Is cross breeding allowed?
Cross Breeding Friesian horses with other breeds is absolutely forbidden and registration papers cannot be issued to the offspring resulting from such cross breeding. Only approved breeding stallions can be used as sires and only to FPS registered mares. FHAGBI has a list of approved stallions.
My FPS Passport does not have a section IX relating to medicinal treatment record and choice for slaughter or not for human consumption?
The older FPS grey/yellow passport does not contain this but on application to Julian Atkins an insert form can be supplied to conform to DEFRA regulations. Please contact him on JCCA2012@btinternet.com
What is the cost of membership for 2011?
Full Membership £60.00 (£55.00 if paying by direct debit)
Friend Membership £20.00*
Memberships run from 1st January to 31st December

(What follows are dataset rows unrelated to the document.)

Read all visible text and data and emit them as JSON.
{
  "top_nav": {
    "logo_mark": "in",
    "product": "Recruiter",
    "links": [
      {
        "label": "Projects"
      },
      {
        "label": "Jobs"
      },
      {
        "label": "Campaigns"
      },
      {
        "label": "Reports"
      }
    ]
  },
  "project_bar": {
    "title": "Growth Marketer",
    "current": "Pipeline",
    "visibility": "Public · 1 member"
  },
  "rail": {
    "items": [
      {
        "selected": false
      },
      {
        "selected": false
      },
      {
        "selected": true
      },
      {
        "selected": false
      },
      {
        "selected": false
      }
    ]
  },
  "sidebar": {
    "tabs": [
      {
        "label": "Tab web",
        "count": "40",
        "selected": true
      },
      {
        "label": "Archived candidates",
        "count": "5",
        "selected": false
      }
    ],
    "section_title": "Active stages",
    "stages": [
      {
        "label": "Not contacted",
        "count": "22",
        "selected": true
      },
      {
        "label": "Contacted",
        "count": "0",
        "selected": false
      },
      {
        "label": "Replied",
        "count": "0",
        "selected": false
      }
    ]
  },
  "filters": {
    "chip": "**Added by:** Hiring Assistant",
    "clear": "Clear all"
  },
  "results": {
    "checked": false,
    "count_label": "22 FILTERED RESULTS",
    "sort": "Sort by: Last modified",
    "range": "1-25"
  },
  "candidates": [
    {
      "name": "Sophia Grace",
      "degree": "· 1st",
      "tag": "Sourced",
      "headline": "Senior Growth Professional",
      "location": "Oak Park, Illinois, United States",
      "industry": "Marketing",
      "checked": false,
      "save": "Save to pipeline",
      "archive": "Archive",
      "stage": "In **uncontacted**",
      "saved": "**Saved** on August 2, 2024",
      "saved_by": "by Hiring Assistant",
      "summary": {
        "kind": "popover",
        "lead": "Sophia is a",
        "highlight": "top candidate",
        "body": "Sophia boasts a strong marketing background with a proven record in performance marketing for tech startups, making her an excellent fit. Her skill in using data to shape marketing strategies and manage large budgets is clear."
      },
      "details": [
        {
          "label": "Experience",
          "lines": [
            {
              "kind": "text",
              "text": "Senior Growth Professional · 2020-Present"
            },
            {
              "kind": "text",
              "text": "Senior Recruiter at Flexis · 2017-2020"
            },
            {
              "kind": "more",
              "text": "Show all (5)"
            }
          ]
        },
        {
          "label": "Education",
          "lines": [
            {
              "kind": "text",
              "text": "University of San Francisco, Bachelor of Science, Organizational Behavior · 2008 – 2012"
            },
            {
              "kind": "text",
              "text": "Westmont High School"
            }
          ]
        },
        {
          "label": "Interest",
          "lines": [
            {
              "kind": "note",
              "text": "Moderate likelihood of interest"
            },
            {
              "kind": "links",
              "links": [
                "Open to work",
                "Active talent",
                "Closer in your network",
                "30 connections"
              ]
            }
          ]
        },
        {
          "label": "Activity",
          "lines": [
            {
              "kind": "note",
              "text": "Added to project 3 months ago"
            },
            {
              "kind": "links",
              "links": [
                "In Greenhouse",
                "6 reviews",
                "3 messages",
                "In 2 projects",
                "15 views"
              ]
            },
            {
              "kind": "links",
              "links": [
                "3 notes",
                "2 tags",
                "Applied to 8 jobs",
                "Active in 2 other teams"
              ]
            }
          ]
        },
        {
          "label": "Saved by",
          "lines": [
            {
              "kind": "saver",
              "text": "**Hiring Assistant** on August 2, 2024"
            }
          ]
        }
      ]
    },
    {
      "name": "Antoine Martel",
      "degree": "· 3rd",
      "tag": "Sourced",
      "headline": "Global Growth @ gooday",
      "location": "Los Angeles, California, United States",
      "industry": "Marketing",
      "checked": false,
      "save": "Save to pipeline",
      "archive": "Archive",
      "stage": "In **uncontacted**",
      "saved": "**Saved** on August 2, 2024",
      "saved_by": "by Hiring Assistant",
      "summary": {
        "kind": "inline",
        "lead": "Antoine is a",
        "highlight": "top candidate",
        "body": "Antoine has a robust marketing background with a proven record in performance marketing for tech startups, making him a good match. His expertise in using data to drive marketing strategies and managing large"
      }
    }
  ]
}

New members are required to pay an additional "one off" payment of £20.00 to cover the costs of the various Rule Books and the initial administration costs between FHAGBI and the FPS.